==== Records provided
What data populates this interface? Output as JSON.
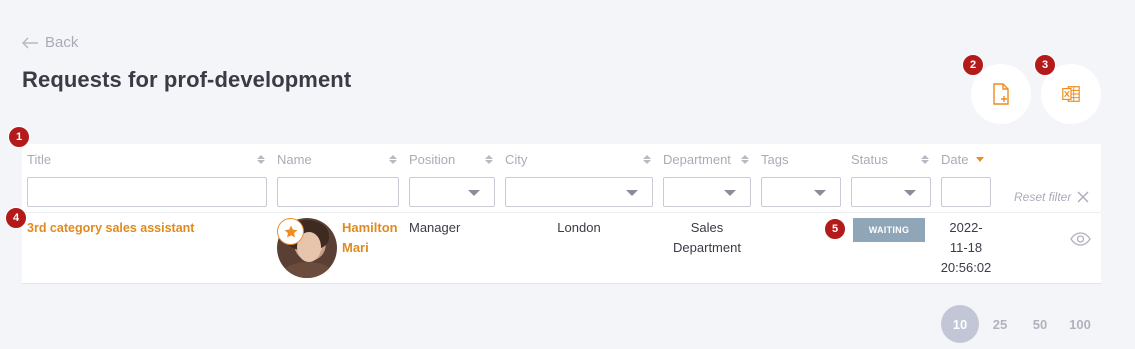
{
  "nav": {
    "back_label": "Back"
  },
  "page": {
    "title": "Requests for prof-development"
  },
  "markers": [
    "1",
    "2",
    "3",
    "4",
    "5"
  ],
  "table": {
    "columns": [
      "Title",
      "Name",
      "Position",
      "City",
      "Department",
      "Tags",
      "Status",
      "Date"
    ],
    "reset_filter_label": "Reset filter",
    "rows": [
      {
        "title": "3rd category sales assistant",
        "name_first": "Hamilton",
        "name_last": "Mari",
        "position": "Manager",
        "city": "London",
        "department_line1": "Sales",
        "department_line2": "Department",
        "status": "WAITING",
        "date_line1": "2022-",
        "date_line2": "11-18",
        "date_line3": "20:56:02"
      }
    ]
  },
  "pagination": {
    "sizes": [
      "10",
      "25",
      "50",
      "100"
    ],
    "active": "10"
  },
  "colors": {
    "accent": "#f08b1d",
    "marker": "#b31b1b",
    "status_waiting": "#8fa6b8"
  },
  "icons": [
    "arrow-left-icon",
    "add-file-icon",
    "excel-icon",
    "sort-icon",
    "sort-desc-icon",
    "chevron-down-icon",
    "close-icon",
    "star-icon",
    "eye-icon"
  ]
}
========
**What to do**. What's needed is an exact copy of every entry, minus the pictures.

**Answer section**.
What data populates this interface? Output as JSON.
{
  "nav": {
    "back_label": "Back"
  },
  "page": {
    "title": "Requests for prof-development"
  },
  "markers": [
    "1",
    "2",
    "3",
    "4",
    "5"
  ],
  "table": {
    "columns": [
      "Title",
      "Name",
      "Position",
      "City",
      "Department",
      "Tags",
      "Status",
      "Date"
    ],
    "reset_filter_label": "Reset filter",
    "rows": [
      {
        "title": "3rd category sales assistant",
        "name_first": "Hamilton",
        "name_last": "Mari",
        "position": "Manager",
        "city": "London",
        "department_line1": "Sales",
        "department_line2": "Department",
        "status": "WAITING",
        "date_line1": "2022-",
        "date_line2": "11-18",
        "date_line3": "20:56:02"
      }
    ]
  },
  "pagination": {
    "sizes": [
      "10",
      "25",
      "50",
      "100"
    ],
    "active": "10"
  },
  "colors": {
    "accent": "#f08b1d",
    "marker": "#b31b1b",
    "status_waiting": "#8fa6b8"
  },
  "icons": [
    "arrow-left-icon",
    "add-file-icon",
    "excel-icon",
    "sort-icon",
    "sort-desc-icon",
    "chevron-down-icon",
    "close-icon",
    "star-icon",
    "eye-icon"
  ]
}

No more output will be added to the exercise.